* TASK INSTRUCTIONS:
Make a tally of the lines in the records that include the string "needs", and give only that number.

Top of DATA FOR THIS EXERCISE

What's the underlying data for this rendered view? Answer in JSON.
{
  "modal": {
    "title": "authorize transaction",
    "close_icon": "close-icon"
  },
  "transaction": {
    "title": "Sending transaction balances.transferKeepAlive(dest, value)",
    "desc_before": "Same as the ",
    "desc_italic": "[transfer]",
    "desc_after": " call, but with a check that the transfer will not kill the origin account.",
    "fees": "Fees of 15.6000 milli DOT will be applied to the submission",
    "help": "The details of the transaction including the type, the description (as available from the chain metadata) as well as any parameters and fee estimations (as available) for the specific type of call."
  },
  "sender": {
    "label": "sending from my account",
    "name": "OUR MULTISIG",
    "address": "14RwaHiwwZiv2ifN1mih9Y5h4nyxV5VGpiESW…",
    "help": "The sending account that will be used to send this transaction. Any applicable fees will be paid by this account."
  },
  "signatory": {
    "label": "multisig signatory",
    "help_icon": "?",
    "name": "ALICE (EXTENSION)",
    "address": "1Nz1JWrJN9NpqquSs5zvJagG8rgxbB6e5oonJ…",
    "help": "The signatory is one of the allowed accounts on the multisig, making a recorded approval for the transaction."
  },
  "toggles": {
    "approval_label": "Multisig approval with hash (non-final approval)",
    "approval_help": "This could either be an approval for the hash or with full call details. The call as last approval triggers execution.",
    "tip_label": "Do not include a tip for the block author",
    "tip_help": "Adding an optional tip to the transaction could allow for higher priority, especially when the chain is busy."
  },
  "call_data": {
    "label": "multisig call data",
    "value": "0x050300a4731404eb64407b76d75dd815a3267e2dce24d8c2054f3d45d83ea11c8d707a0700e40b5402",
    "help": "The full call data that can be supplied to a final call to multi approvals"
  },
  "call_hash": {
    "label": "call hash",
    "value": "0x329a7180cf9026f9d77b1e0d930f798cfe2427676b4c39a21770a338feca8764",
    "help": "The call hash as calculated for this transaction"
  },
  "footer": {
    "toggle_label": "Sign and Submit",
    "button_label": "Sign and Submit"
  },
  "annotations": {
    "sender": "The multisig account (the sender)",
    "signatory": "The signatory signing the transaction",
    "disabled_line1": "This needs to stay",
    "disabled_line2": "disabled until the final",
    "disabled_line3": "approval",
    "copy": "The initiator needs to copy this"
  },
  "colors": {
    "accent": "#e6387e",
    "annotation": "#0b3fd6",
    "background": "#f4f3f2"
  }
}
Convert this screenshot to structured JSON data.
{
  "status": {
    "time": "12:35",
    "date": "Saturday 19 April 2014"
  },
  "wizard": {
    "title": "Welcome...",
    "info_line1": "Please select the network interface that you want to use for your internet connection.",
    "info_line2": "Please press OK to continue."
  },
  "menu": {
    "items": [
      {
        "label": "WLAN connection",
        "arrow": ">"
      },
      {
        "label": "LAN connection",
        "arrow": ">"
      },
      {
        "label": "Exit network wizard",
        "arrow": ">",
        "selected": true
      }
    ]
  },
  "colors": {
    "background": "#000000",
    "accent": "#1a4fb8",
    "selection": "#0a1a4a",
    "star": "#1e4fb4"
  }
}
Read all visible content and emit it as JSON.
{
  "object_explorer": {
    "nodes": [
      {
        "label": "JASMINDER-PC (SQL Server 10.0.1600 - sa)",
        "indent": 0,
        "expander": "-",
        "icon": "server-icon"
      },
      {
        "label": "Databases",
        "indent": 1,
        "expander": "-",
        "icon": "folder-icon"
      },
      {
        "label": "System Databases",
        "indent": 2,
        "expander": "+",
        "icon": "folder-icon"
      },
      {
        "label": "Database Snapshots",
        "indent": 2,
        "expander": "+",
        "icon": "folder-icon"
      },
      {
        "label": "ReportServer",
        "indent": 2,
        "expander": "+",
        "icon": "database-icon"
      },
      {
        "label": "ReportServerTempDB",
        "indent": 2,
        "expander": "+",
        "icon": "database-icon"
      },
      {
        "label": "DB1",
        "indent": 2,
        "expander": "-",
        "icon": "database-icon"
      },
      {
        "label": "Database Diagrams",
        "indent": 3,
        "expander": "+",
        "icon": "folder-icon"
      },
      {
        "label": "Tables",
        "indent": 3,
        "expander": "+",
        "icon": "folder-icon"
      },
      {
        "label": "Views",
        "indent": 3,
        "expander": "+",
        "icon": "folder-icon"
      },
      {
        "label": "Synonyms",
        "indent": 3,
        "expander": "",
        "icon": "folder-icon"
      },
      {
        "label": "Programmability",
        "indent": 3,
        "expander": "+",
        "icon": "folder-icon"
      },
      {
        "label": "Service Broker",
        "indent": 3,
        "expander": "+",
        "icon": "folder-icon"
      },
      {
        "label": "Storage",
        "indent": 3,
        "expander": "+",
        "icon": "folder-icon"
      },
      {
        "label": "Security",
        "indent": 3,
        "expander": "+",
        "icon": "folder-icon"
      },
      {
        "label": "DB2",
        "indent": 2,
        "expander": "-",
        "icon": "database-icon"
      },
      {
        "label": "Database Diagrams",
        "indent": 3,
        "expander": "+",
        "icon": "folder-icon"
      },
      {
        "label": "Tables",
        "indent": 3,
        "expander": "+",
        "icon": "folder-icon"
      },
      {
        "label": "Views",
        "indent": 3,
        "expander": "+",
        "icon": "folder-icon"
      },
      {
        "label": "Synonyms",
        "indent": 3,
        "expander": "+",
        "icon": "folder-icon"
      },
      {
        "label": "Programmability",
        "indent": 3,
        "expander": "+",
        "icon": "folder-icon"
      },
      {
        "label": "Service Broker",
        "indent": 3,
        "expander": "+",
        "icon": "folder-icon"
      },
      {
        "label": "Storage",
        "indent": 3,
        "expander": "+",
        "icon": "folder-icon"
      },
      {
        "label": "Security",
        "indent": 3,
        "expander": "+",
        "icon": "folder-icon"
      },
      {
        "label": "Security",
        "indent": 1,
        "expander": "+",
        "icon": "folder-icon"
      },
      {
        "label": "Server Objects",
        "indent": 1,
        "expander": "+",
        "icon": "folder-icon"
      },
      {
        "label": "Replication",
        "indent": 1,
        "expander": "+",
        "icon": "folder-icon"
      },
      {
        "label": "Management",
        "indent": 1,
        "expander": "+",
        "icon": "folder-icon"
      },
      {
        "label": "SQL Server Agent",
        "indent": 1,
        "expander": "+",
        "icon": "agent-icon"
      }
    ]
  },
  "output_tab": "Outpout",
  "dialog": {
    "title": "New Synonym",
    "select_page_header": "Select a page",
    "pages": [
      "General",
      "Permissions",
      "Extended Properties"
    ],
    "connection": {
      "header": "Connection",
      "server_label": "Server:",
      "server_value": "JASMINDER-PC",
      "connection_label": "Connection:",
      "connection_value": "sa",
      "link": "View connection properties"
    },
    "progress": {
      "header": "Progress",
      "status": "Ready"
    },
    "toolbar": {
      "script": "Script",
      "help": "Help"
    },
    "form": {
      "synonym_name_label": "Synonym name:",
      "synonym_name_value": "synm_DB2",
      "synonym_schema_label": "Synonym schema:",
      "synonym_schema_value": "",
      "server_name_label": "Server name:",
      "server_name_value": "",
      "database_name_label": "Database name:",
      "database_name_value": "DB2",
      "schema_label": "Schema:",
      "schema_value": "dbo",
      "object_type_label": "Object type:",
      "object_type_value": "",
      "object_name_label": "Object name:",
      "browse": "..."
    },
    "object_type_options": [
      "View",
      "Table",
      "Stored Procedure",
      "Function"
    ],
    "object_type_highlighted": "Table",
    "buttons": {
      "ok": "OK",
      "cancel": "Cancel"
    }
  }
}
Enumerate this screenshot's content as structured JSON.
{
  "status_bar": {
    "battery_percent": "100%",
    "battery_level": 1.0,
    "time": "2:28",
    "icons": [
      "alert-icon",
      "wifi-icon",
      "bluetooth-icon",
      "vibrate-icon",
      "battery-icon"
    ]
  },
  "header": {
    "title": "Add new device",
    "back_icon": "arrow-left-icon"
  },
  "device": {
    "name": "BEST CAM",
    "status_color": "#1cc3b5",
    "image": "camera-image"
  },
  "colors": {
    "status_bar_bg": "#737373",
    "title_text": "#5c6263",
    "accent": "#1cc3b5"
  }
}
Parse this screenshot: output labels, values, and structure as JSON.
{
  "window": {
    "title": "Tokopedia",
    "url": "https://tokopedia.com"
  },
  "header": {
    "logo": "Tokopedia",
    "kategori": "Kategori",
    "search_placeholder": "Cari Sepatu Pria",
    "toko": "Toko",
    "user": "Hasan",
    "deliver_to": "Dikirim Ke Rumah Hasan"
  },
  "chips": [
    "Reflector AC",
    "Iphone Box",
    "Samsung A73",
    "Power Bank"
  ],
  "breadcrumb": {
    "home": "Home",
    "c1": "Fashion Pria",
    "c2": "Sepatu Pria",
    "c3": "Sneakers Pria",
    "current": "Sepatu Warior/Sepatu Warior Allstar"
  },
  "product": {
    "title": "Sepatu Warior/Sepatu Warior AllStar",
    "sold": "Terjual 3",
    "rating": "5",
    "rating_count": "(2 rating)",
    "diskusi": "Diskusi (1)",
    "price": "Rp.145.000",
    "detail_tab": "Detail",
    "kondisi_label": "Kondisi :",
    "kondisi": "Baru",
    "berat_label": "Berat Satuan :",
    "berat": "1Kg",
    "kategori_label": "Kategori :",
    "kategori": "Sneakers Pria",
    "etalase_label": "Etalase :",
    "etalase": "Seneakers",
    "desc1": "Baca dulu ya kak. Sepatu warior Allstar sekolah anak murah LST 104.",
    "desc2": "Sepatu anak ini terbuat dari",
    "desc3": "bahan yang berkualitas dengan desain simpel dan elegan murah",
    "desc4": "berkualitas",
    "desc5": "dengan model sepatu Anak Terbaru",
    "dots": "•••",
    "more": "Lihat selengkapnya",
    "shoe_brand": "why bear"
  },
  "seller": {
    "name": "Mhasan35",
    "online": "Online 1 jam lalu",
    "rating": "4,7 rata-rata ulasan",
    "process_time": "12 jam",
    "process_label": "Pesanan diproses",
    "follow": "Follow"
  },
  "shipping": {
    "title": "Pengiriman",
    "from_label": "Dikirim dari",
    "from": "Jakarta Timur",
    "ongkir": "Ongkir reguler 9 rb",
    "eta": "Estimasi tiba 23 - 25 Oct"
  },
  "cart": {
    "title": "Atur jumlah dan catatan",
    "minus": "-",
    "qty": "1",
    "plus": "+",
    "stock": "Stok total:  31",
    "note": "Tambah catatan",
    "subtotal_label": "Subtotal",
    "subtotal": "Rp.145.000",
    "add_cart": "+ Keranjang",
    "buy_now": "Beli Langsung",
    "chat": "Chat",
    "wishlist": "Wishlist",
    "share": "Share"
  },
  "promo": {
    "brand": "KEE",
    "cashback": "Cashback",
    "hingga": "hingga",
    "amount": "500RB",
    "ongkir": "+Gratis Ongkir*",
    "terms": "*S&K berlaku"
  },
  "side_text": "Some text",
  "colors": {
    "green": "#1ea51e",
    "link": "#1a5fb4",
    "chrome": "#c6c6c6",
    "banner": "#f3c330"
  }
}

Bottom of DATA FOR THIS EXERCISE

* EXERCISE SOLUTION:
2